Conversely, the teams that lead the ACC, Big Ten and SEC have been able to rely on upperclassmen talent at the guard positions. Illinois’ Ayo Dosunmu, Alabama’s John Petty Jr. and UVA’s Kihei Clark have all had big impacts. 

With that being said, how many years have teams like Illinois, Alabama, Tennessee, UVA and Iowa finished above the blue bloods in the standings and in the AP Top 10? Not only are the blue bloods struggling, but teams who haven’t enjoyed the same level of consistency over the past 20 years are now having all-time seasons.  

We talked about the lack of offseason, COVID-19, the importance of veteran guards and the emergence of new conference threats but should the blue bloods be worried long term? Probably not.
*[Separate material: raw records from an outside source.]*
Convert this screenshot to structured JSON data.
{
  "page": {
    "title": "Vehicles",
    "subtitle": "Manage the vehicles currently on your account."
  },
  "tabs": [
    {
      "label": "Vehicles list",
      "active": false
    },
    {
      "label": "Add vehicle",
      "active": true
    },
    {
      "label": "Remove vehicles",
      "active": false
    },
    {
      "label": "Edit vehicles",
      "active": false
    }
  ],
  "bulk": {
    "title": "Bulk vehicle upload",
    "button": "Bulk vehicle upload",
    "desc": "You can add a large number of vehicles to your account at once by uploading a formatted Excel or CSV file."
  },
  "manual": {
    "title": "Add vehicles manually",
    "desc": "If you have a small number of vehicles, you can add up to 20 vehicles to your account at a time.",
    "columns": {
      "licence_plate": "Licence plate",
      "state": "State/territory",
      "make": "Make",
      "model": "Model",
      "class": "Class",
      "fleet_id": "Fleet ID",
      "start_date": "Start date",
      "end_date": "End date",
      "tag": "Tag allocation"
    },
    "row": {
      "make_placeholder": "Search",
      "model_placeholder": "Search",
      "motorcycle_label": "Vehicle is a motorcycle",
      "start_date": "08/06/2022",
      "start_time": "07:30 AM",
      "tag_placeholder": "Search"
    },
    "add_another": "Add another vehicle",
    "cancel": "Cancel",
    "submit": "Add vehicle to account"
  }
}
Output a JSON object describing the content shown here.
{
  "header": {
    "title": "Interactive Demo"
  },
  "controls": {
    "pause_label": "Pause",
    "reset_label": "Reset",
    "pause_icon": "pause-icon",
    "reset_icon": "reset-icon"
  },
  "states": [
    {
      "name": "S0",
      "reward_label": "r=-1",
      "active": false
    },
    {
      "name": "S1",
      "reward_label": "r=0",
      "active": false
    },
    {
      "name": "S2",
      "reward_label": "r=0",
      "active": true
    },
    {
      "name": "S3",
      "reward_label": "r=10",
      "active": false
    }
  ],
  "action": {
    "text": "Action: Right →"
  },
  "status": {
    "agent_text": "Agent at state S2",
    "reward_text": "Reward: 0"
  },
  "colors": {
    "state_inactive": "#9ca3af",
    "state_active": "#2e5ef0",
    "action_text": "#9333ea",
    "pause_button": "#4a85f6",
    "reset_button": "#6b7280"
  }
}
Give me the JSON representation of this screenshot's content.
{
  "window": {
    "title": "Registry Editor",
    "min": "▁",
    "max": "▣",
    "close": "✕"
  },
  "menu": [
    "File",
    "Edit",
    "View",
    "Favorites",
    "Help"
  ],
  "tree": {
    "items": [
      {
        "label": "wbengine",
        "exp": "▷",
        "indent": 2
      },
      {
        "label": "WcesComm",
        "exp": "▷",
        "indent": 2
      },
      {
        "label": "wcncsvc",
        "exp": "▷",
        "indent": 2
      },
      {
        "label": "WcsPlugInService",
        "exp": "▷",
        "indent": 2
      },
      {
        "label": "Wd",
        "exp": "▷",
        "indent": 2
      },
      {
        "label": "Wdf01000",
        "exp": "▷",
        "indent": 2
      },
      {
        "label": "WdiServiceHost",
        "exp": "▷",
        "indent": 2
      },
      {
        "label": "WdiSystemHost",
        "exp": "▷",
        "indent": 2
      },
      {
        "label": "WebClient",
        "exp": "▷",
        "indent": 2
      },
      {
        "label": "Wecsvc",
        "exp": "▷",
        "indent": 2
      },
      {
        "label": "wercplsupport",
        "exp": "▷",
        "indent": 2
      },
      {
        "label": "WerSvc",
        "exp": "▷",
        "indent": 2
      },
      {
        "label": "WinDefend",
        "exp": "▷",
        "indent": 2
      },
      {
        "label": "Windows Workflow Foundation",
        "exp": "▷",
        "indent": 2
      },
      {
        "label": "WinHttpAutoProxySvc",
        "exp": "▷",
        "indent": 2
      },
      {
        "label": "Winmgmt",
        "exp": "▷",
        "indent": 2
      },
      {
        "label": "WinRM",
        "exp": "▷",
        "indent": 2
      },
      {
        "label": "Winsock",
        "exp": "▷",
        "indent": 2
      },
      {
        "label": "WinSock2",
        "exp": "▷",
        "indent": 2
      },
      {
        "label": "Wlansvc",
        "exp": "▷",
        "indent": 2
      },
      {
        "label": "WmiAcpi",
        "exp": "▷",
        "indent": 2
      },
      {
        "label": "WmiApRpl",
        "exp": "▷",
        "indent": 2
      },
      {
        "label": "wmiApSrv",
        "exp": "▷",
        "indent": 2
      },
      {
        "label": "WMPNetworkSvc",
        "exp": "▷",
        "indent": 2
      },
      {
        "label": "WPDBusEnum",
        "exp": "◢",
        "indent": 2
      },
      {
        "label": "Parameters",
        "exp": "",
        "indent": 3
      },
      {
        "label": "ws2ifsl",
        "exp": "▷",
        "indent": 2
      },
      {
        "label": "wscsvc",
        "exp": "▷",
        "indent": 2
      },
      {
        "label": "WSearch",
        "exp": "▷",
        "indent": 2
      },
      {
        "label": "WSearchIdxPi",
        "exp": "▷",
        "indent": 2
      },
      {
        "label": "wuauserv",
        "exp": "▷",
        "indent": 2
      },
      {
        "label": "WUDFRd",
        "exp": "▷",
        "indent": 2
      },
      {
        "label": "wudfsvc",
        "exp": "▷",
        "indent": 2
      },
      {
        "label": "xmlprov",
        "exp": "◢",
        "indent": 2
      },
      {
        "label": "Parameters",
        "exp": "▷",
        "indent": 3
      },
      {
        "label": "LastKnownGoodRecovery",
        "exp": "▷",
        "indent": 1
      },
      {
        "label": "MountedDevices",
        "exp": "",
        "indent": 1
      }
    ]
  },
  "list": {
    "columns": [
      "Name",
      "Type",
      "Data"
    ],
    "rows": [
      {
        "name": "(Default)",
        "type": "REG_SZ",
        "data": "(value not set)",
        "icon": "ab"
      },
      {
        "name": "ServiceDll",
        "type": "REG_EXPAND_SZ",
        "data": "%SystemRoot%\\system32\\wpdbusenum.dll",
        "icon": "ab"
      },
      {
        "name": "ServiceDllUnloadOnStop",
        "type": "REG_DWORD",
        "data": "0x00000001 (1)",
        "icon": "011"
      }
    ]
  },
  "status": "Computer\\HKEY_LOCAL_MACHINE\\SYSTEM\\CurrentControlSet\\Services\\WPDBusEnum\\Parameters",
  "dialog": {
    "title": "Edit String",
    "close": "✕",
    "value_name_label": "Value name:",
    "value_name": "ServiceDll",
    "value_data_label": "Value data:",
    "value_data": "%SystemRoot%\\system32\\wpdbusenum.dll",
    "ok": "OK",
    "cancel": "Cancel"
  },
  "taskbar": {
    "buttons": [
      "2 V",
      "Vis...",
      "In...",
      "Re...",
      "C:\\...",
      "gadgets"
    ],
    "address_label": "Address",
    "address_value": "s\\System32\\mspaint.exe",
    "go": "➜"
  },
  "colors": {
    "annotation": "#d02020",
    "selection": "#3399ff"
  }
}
Longevity means something. Duke and MSU have made the NCAA tournament 24 and 22 consecutive years, respectively. That doesn’t happen by accident. John Calipari and the Kentucky Wildcats followed up missing the NCAA tournament in 2013 with a championship appearance in 2014, after winning the championship in 2012.

Kentucky head coach John Calipari (pictured sitting in the team huddle) talks to his team during the 2013-2014 season. Just a season prior, his team missed the tournament. Will the Wildcats make a similar turnaround next year?

In statistics, we would call the 2020-2021 season an outlier for the blue bloods so if you’re a fan of those teams… don’t worry it will probably get better and if you aren’t… enjoy the misery of some of college basketball’s elites. 

2020 NBA Draft Preview: Tyrese Maxey 6’3 198 G-Kentucky

What makes this player NASTY…(Strengths): The lightning quickness in the lane jumps out when watching video on Maxey. His slender frame and ball handling abilities allows him to get to places that other guards can’t get to on the floor. Uses screens to get open off the ball (1st half, Michigan State ‘18).  Big game player. In games versus top-ranked Michigan State and the third-ranked Louisville Cardinals this past season, Maxey had his two best scoring games against those opponents (26 and 27 points respectively). Despite a subpar shooting percentage from beyond the arc during his freshman season, Maxey does show NBA range and strong shooting mechanics (83% free throw percentage). The Kentucky guard  is listed at 6’3″ but isn’t incredibly long despite being a willing rebounder (4.3 per game). 

Weaknesses: Size and position fit are the major question marks with Maxey. Can he guard opposing shooting guards at the next level? If he is asked to play point guard full time, he will have to improve his 3:2 turnover/assist ratio. Evidenced by his shooting numbers, Maxey settles from time-to-time and would be better served tweaking his shot selection. 

Maxey -a second-team All-SEC selection- shot 83.3% from the free throw line in 2019-20.

Other Notes:

  • Attended South Garland High School (Tx.).  He was rated as a top 15 recruit by ESPN, Rivals and 247 Sports. 
  • Father, Tyrone, played basketball at Washington State and previously served as the Director of Player Development at Southern Methodist University. 
  • Was named Texas Mr. Basketball in 2019 and played in the McDonald’s All-American game, Jordan Brand Classic and Nike Hoop Summit.
  • 2019-2020 (31 gms, 28 sts): 14.0 PPG, 4.3 RPG, 3.2 AST, 43% FG,  29% 3FG, 83% FT

Time to get NASTY (Our Summary): When it was crunch time, Kentucky head coach John Calipari entrusted Maxey to make plays. Scouts will rave about his late game heroics but how will he hold up defensively at the next level? We believe Maxey would enjoy the most success if paired with a taller guard like Dallas’ Luka Doncic or Philadelphia’s Ben Simmons. Look for the Kentucky guard to start his career as a spark plug off the bench, who can get opposing guards in foul trouble. At 6-foot-3, can Maxey play the shooting guard position? Teams will question his ability to play the point guard spot, but he showed himself well at the position during his final regular season game against Florida (at that position). In that contest, Maxey finished with seven assists and just one turnover.